_GIVEN DATA_
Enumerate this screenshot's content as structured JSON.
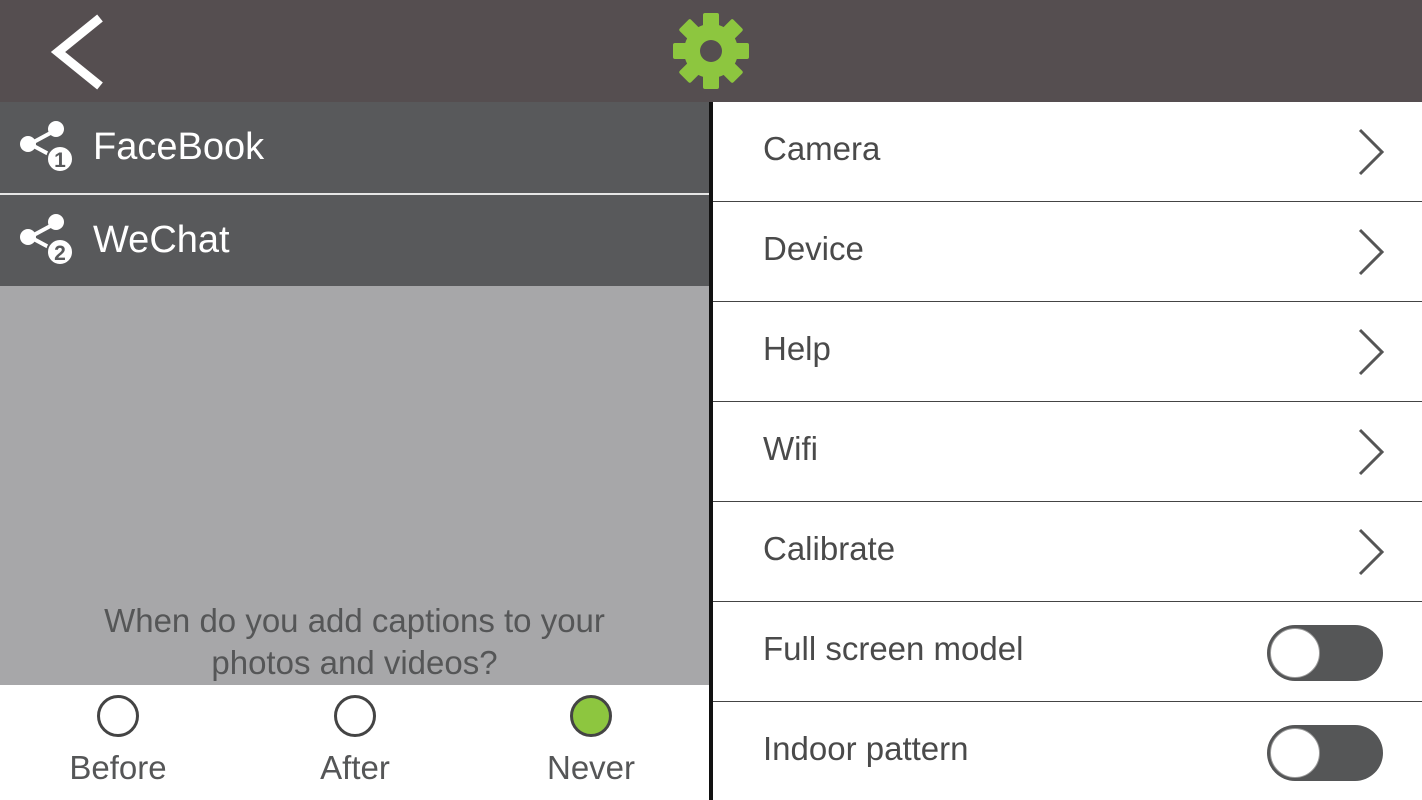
{
  "header": {
    "back_icon": "chevron-left-icon",
    "settings_icon": "gear-icon",
    "accent_color": "#8dc63f",
    "bar_color": "#554e50"
  },
  "share": {
    "items": [
      {
        "label": "FaceBook",
        "badge": "1",
        "icon": "share-icon"
      },
      {
        "label": "WeChat",
        "badge": "2",
        "icon": "share-icon"
      }
    ]
  },
  "caption": {
    "question_line1": "When do you add captions to your",
    "question_line2": "photos and videos?",
    "options": [
      {
        "label": "Before",
        "checked": false
      },
      {
        "label": "After",
        "checked": false
      },
      {
        "label": "Never",
        "checked": true
      }
    ]
  },
  "settings": {
    "items": [
      {
        "label": "Camera",
        "type": "link"
      },
      {
        "label": "Device",
        "type": "link"
      },
      {
        "label": "Help",
        "type": "link"
      },
      {
        "label": "Wifi",
        "type": "link"
      },
      {
        "label": "Calibrate",
        "type": "link"
      },
      {
        "label": "Full screen model",
        "type": "toggle",
        "on": false
      },
      {
        "label": "Indoor pattern",
        "type": "toggle",
        "on": false
      }
    ]
  }
}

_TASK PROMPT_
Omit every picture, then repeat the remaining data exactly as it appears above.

_TASK RESULT_
Enumerate this screenshot's content as structured JSON.
{
  "header": {
    "back_icon": "chevron-left-icon",
    "settings_icon": "gear-icon",
    "accent_color": "#8dc63f",
    "bar_color": "#554e50"
  },
  "share": {
    "items": [
      {
        "label": "FaceBook",
        "badge": "1",
        "icon": "share-icon"
      },
      {
        "label": "WeChat",
        "badge": "2",
        "icon": "share-icon"
      }
    ]
  },
  "caption": {
    "question_line1": "When do you add captions to your",
    "question_line2": "photos and videos?",
    "options": [
      {
        "label": "Before",
        "checked": false
      },
      {
        "label": "After",
        "checked": false
      },
      {
        "label": "Never",
        "checked": true
      }
    ]
  },
  "settings": {
    "items": [
      {
        "label": "Camera",
        "type": "link"
      },
      {
        "label": "Device",
        "type": "link"
      },
      {
        "label": "Help",
        "type": "link"
      },
      {
        "label": "Wifi",
        "type": "link"
      },
      {
        "label": "Calibrate",
        "type": "link"
      },
      {
        "label": "Full screen model",
        "type": "toggle",
        "on": false
      },
      {
        "label": "Indoor pattern",
        "type": "toggle",
        "on": false
      }
    ]
  }
}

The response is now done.